The 29-year-old Dallas healthcare worker was discharged two weeks after she was admitted to the hospital with the virus. She took a moment to thank God, the hospital staff and the general public for their prayers.
"I'm so grateful to be well, and first and foremost, I want to thank God. I sincerely believe that with God all things are possible," a smiling Vinson said during a press conference at the hospital. "While the skill and dedication of the doctors, nurses and others who have taken care of me have obviously led to my recovery, it has been God's love that has truly carried my family and me through this difficult time, and has played such an important role in giving me hope and the strength to fight."
Vinson was diagnosed with Ebola, also known as Ebola hemorrhagic fever, on Oct. 14 after having treated Liberian national Thomas Eric Duncan at Texas Health Presbyterian Hospital in Dallas earlier this month.
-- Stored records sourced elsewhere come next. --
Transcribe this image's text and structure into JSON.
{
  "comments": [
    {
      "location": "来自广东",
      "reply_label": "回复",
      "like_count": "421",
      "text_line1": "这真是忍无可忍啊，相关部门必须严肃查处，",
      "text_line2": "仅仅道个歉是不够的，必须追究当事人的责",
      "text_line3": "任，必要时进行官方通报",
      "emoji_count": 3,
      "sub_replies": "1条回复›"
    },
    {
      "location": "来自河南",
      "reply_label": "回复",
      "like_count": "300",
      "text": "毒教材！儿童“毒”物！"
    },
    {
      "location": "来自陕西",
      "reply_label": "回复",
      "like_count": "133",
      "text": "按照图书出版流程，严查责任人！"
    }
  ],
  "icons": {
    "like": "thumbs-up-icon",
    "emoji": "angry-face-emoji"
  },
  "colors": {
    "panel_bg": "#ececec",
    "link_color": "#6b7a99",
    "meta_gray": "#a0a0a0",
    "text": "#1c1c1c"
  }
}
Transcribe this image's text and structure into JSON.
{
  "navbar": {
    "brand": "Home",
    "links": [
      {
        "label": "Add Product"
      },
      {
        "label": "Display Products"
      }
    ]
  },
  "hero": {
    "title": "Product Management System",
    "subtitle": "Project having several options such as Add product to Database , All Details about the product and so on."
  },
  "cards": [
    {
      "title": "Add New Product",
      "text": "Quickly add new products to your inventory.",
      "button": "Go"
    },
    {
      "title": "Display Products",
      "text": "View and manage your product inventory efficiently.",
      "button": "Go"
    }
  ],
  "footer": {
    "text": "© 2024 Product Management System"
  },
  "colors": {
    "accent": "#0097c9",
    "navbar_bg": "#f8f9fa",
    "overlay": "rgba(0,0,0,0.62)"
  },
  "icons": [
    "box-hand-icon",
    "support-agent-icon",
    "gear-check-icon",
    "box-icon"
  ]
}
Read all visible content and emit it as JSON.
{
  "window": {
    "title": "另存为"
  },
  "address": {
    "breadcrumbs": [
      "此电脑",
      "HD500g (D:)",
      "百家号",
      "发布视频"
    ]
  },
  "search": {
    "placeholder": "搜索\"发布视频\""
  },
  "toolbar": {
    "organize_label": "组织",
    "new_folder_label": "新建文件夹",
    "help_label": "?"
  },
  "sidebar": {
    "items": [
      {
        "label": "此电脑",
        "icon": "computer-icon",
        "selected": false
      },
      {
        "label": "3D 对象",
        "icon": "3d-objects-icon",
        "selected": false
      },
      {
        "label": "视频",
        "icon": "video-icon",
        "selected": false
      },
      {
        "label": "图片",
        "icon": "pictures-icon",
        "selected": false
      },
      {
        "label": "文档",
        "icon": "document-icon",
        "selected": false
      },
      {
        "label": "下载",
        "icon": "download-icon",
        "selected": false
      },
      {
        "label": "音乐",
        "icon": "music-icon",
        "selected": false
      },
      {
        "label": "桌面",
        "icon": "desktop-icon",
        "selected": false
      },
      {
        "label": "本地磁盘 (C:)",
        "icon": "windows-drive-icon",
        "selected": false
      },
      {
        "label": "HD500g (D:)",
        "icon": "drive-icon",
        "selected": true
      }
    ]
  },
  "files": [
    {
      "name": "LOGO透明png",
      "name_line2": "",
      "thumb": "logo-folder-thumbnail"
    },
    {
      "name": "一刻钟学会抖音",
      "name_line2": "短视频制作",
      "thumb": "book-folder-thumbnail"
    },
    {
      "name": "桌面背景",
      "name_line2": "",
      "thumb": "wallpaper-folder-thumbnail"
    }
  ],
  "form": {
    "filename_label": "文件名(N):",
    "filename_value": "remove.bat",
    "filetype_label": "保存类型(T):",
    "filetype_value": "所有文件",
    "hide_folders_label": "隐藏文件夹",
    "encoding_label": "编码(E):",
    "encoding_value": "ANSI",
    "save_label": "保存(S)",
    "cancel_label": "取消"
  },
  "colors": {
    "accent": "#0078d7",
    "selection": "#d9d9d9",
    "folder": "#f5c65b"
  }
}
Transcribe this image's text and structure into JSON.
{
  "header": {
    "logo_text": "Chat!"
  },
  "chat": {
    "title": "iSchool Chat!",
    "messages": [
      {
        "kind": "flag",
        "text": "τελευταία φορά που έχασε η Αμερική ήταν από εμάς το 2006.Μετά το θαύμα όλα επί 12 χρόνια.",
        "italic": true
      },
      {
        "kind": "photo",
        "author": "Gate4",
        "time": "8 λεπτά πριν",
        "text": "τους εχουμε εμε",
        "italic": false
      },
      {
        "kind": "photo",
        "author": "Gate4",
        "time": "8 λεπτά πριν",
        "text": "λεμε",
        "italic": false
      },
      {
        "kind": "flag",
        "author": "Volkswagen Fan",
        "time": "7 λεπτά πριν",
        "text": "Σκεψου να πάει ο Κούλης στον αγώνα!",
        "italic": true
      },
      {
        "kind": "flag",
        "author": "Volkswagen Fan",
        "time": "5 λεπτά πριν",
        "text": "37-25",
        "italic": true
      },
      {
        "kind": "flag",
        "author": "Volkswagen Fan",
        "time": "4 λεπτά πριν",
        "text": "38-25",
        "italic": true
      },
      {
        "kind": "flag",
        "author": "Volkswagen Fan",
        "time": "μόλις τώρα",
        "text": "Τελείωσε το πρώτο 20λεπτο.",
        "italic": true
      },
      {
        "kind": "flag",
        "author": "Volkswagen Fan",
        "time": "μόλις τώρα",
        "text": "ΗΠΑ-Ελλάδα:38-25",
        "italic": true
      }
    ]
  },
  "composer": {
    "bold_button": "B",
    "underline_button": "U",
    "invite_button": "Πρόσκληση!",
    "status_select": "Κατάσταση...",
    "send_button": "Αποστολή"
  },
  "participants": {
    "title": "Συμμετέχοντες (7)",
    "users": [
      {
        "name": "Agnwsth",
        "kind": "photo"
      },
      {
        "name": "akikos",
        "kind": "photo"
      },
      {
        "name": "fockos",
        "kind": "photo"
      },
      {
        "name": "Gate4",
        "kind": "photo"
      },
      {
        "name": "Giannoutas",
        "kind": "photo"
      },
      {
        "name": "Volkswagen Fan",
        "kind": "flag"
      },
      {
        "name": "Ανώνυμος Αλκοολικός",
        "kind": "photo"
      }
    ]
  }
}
He became the first Ebola victim to die on U.S. soil on Oct. 8 and Vinson is the second nurse to contract the virus after treating him.
Vinson became symptomatic on Oct. 14, one day after flying home from Cleveland to Dallas following a three-day trip with family. After undergoing intensive treatment while in quarantine, she became free of the Ebola virus on Oct. 24.
"While this is a day of celebration and gratitude, I ask that we not lose focus of the thousands of families who continue to labor under the burden of this disease in West Africa," she said. "Thank you to Dr. Kent Brantley and Nancy Writebol, both of whom were successfully treated here at Emory, for your donations of plasma for me and other patients. Finally, my family and I would like to thank many people whose prayers have helped sustain us."
On Friday, her colleague Nina Pham was released from the hospital after recovering from the same disease. It is still unclear how exactly they contracted Ebola.
Vinson's diagnosis raised concerns after it was revealed that she traveled across northeast Ohio just one day prior to becoming symptomatic. She visited family in Cleveland and Akron while possibly contagious after getting approval from the CDC, and subsequently three people in Ohio remain in quarantine and 97 are still being monitored for the disease.
Dr. Bruce Ribner, medical director of the Serious Communicable Diseases Unit at Emory, applauded Vinson's "courage" and said she no longer poses any risks to the community.
"After a rigorous course of treatment and thorough testing, we have determined that Ms. Vinson has recovered from her infection with Ebola virus and that she can return to her family, to the community and to her life without any concerns about transmitting this virus to any other individuals," Ribner said. "Speaking on behalf of everyone at Emory University Hospital, we are pleased with Ms. Vinson's recovery and grateful for our opportunity to apply our training, care and experience in meeting her medical needs. As fellow members of the healthcare community, we deeply admire Ms. Vinson's courage and dedication in caring for patients with serious communicable diseases."
Ribner added that the medical staff at Emory has gained extensive knowledge about Ebola after treating Vinson, Brantley and Writebol. Among their findings is that aggressive treatment previously believed to be futile, such as ventilation and kidney dialysis, are beneficial to a patient's recovery.
The CDC was previously critical of Texas Health Presbyterian Hospital in Dallas for treating Duncan with the use of both a ventilator to assist his breathing and kidney dialysis in an attempt to save his life.
On Thursday, New York Doctor Craig Spencer became the ninth case of Ebola in the United States after contracting the virus while treating Ebola patients in Guinea.